Before I had kids, it was just awkward. Do you take the chocolate bar they hand out during church because you do technically have a uterus? It’s just uncomfortable.
Then when I was trying to get pregnant but couldn’t, Mother’s Day was bitter for me. On my second infertile Mother’s Day, I skipped church altogether. I didn’t want to get the pity chocolate bar or listen to all the lessons on the immeasurable joy of childbearing. I also didn’t want any courtesy reassurances that “it will happen for you, too.” Yuck.
So when I had kids, I thought I would suddenly be in on the secret joy of Mother’s Day. I would grab my chocolate, wax eloquent on motherhood and bask in the glory of flowers, breakfast in bed and overdue praise.
Instead, I still feel strange on Mother’s Day. It feels odd to me to have a day where husbands and children are obligated to say thank you. It also seems strange to try to thank your mom for a year or a lifetime’s worth of mothering with a cheesy card and a single day of mom-centric festivities.

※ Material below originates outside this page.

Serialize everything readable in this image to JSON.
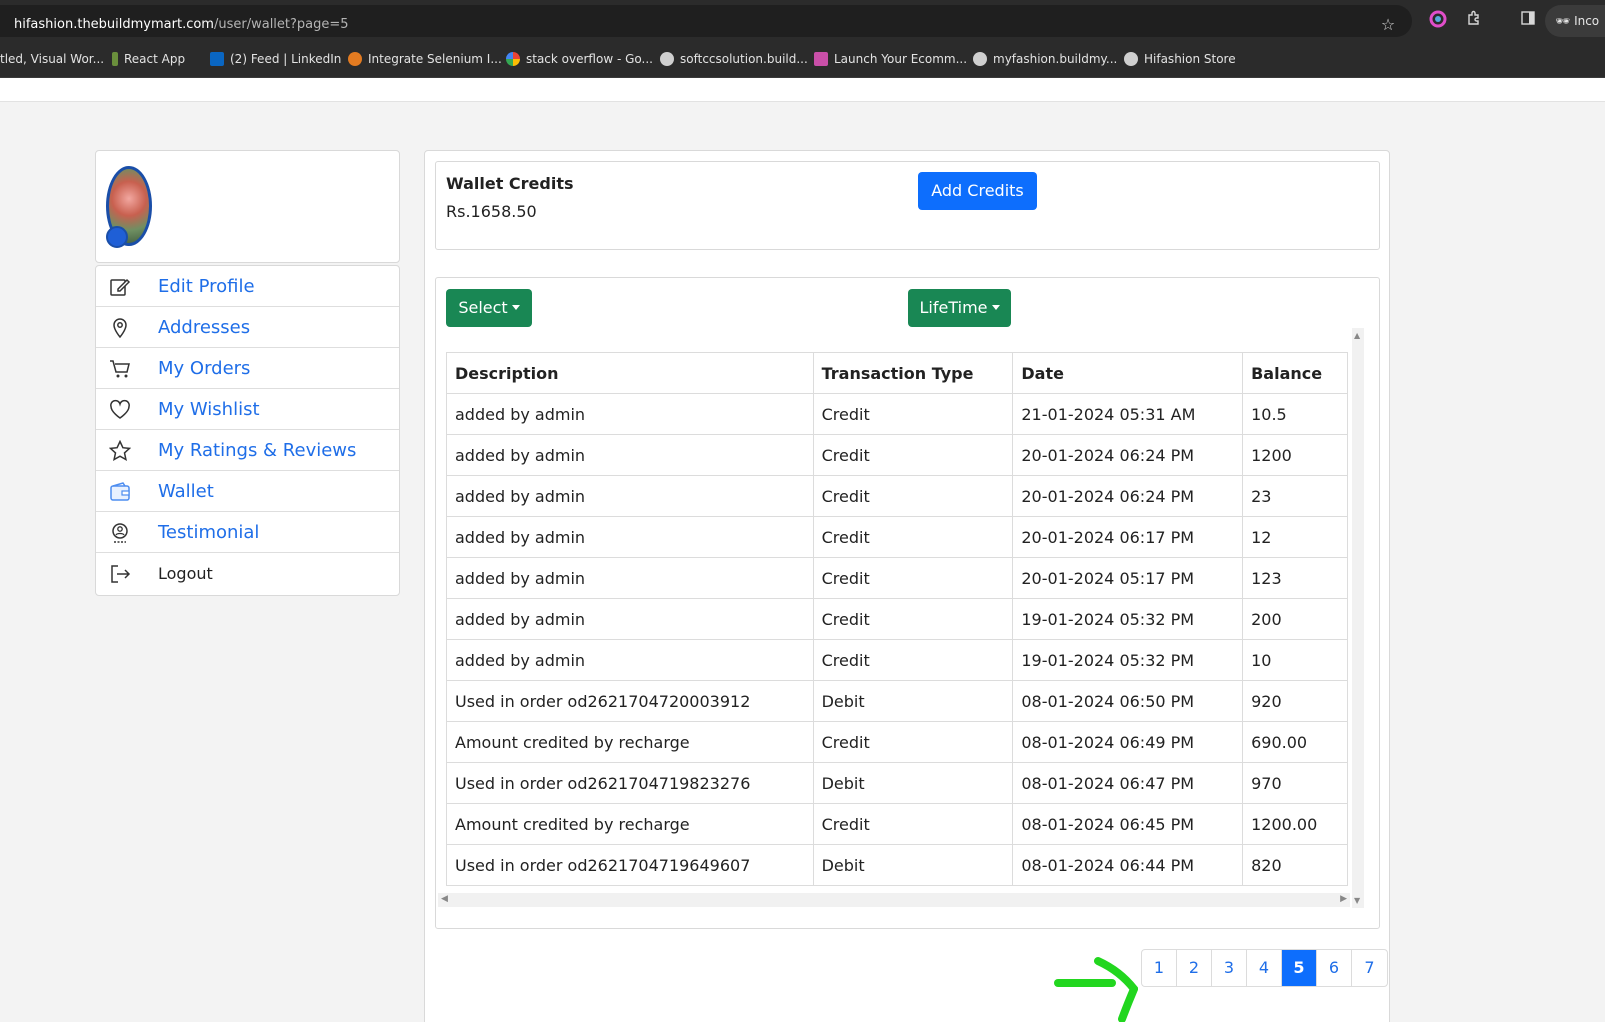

I’m not saying I want a parade, but it all just seems a little forced. I’ll be the first in line to celebrate mothers — they change the world on a daily basis in small, taken-for-granted tasks — but something about Mother’s Day has just never clicked for me. You better believe I’m taking that candy bar, though.
How do you feel about Mother’s Day – love it or hate it?
Erin Stewart is a regular blogger for Deseret News. From stretch marks to the latest news for moms, Stewart discusses it all while her 4-year-old daughter crams Mr. Potato Head pieces in her little sister’s nose.